= Data for this task =

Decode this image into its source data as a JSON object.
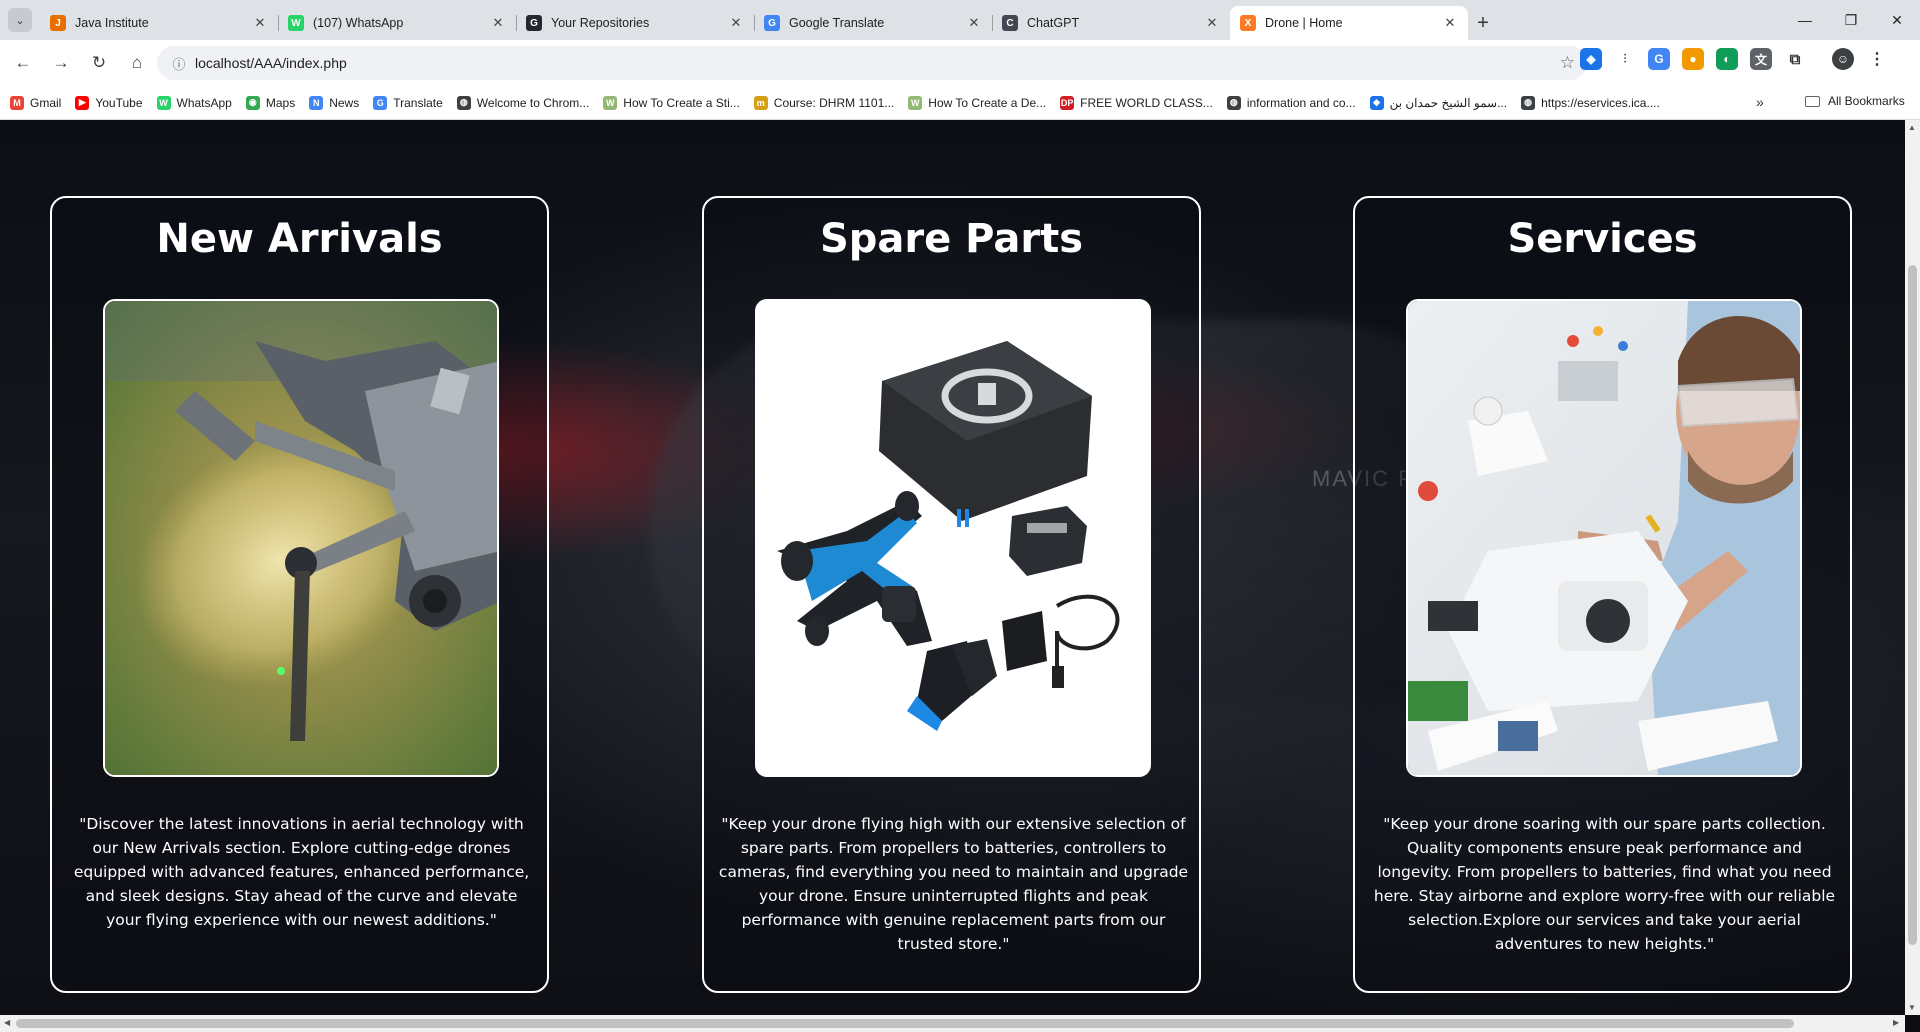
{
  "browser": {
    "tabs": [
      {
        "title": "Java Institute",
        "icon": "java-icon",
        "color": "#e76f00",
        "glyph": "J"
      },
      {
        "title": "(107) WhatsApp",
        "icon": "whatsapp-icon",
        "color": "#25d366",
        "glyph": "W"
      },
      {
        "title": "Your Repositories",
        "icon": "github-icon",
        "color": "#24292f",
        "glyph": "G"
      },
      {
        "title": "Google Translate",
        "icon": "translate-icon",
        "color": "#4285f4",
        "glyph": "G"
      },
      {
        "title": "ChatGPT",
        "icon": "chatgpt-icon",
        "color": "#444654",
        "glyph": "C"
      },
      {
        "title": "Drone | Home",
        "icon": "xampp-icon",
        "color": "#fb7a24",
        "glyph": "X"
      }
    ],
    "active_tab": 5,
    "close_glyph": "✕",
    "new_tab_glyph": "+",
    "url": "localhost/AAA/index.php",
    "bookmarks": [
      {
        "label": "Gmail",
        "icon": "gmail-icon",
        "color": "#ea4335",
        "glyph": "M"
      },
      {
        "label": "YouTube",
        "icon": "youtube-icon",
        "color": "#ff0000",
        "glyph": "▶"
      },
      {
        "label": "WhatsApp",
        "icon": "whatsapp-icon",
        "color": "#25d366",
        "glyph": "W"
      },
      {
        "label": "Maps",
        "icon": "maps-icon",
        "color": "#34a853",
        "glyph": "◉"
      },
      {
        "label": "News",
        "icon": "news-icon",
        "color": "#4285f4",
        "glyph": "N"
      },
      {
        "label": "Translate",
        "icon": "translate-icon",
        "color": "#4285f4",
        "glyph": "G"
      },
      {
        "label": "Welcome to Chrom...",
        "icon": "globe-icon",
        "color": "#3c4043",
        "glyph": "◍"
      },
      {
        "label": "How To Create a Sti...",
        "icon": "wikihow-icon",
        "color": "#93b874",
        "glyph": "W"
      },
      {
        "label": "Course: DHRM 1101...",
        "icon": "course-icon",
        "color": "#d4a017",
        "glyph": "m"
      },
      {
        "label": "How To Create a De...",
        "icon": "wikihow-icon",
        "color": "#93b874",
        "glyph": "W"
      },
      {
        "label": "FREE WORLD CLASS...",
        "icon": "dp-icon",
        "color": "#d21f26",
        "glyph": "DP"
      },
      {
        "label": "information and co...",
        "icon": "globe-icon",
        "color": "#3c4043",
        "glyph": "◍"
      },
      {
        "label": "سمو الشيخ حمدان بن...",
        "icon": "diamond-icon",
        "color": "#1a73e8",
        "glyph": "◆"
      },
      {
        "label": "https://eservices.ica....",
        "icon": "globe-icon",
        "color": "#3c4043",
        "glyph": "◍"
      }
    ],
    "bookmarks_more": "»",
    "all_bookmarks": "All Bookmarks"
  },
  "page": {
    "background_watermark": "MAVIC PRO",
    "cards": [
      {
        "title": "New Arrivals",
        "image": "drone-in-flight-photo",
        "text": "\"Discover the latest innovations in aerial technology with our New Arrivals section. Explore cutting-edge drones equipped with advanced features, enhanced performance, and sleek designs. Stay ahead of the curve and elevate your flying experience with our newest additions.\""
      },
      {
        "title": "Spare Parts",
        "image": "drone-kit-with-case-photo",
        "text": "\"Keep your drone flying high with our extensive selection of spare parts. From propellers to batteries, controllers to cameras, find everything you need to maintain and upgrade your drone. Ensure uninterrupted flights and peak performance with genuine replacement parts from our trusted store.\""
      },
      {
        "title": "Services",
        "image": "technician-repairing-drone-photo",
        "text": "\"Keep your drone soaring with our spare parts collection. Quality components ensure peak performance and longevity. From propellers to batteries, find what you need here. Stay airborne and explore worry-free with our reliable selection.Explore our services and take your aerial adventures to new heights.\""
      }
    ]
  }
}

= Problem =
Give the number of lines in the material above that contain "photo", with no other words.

= Written solution =
3